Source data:
^^^^

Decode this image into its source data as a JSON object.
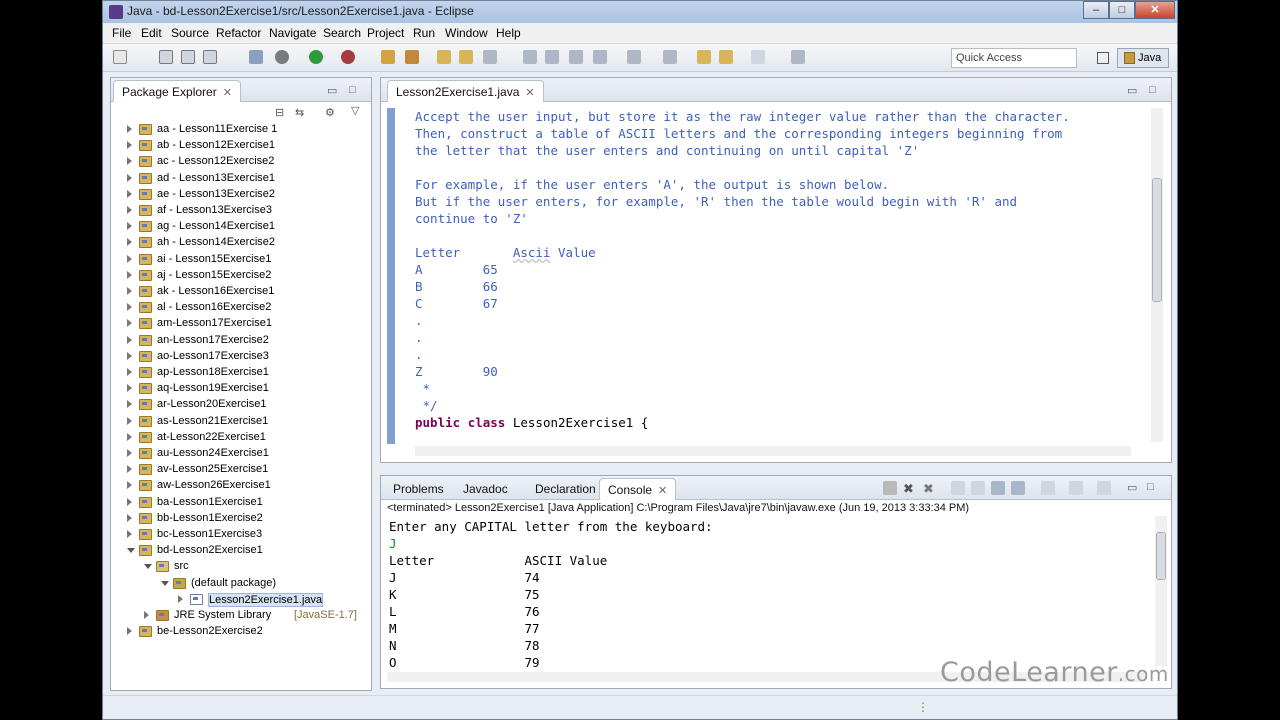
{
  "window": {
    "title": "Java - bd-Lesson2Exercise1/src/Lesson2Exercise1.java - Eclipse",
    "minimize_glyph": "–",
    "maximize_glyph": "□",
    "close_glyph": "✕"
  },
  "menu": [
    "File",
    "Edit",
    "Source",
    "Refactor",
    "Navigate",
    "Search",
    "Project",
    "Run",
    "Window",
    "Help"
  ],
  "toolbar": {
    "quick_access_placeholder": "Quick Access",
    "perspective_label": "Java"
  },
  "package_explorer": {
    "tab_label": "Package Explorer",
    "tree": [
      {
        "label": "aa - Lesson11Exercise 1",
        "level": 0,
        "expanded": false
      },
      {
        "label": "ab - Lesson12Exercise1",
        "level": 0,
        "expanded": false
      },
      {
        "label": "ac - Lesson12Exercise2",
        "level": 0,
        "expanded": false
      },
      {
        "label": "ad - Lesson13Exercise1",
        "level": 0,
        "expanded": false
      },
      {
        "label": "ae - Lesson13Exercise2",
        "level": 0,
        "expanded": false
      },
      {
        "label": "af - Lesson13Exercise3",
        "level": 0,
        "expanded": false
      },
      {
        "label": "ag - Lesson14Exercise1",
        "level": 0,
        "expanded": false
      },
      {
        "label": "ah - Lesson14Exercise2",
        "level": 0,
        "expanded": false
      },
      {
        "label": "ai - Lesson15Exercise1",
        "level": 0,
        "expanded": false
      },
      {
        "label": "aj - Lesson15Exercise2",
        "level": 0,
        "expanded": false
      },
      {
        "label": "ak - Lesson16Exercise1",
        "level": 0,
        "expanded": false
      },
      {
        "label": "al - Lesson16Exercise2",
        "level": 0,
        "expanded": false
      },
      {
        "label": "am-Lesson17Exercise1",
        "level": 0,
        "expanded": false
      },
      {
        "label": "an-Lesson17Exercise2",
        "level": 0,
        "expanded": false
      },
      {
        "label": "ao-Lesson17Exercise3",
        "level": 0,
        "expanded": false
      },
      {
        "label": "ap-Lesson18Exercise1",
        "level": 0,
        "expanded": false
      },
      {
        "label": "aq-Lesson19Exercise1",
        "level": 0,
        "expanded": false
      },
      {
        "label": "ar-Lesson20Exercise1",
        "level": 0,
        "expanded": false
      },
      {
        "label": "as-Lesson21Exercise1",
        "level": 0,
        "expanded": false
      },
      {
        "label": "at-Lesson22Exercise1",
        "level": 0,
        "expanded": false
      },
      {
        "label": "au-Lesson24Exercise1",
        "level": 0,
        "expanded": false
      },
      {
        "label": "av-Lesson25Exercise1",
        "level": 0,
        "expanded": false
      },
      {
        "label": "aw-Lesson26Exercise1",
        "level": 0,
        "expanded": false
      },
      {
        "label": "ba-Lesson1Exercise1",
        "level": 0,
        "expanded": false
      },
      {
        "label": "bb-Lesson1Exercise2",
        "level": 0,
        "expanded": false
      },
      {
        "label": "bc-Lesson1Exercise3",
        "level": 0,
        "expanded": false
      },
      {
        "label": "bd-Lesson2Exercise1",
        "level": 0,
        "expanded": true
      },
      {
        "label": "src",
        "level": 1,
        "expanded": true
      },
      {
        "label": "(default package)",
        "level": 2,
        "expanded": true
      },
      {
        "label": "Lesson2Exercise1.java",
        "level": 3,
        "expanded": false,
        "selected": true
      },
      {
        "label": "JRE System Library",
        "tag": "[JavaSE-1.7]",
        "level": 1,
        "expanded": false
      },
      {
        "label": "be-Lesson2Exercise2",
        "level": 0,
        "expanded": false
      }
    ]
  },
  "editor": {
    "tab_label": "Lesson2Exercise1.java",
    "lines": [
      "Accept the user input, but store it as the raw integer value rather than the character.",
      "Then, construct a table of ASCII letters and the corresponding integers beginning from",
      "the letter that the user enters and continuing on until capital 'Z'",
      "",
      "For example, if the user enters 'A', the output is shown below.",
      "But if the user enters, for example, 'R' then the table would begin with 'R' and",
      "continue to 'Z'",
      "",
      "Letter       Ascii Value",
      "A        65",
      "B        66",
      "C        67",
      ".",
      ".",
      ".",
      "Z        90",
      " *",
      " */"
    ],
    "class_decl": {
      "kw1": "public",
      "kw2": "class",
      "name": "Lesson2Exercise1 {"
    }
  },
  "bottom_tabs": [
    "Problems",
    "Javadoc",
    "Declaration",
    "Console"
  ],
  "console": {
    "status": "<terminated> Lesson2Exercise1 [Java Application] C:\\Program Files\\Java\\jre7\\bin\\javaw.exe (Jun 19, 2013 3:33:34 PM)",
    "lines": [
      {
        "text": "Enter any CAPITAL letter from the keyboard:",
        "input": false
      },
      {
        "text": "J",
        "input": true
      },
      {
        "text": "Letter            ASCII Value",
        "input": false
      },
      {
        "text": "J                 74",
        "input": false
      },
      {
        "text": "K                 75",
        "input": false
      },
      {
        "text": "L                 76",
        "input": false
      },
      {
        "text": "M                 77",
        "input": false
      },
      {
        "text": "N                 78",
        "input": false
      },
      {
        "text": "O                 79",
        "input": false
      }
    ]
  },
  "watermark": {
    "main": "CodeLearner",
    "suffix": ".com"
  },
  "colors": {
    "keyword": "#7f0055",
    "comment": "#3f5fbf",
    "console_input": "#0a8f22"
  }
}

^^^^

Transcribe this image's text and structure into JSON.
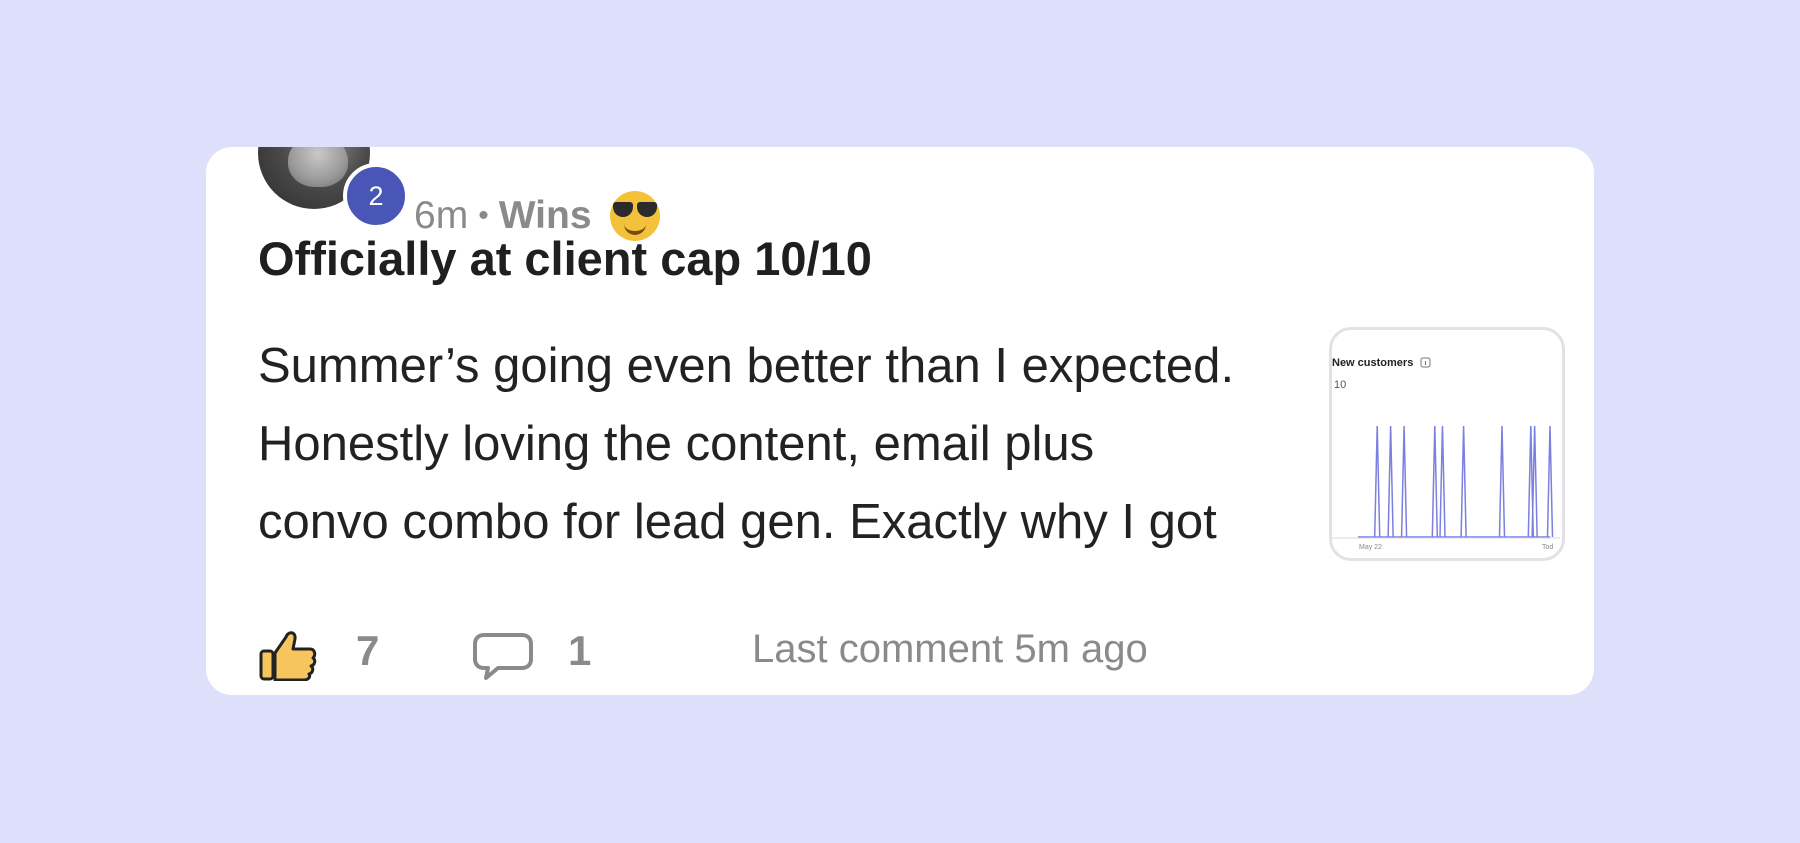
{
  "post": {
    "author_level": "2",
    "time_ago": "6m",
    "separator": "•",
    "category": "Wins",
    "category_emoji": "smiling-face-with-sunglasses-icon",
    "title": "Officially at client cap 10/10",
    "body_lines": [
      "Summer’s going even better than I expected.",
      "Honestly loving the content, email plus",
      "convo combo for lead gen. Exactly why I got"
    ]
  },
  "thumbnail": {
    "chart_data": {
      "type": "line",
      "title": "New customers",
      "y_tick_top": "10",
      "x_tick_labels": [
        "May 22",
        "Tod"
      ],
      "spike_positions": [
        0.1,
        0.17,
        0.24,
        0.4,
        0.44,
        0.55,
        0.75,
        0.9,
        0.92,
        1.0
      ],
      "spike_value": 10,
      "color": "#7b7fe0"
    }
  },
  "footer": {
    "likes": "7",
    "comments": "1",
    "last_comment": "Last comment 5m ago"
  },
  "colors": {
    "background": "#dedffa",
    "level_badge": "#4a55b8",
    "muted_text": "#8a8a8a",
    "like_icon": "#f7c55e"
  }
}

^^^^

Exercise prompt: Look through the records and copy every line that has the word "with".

Exercise result:
      "But if the user enters, for example, 'R' then the table would begin with 'R' and",
    "category_emoji": "smiling-face-with-sunglasses-icon",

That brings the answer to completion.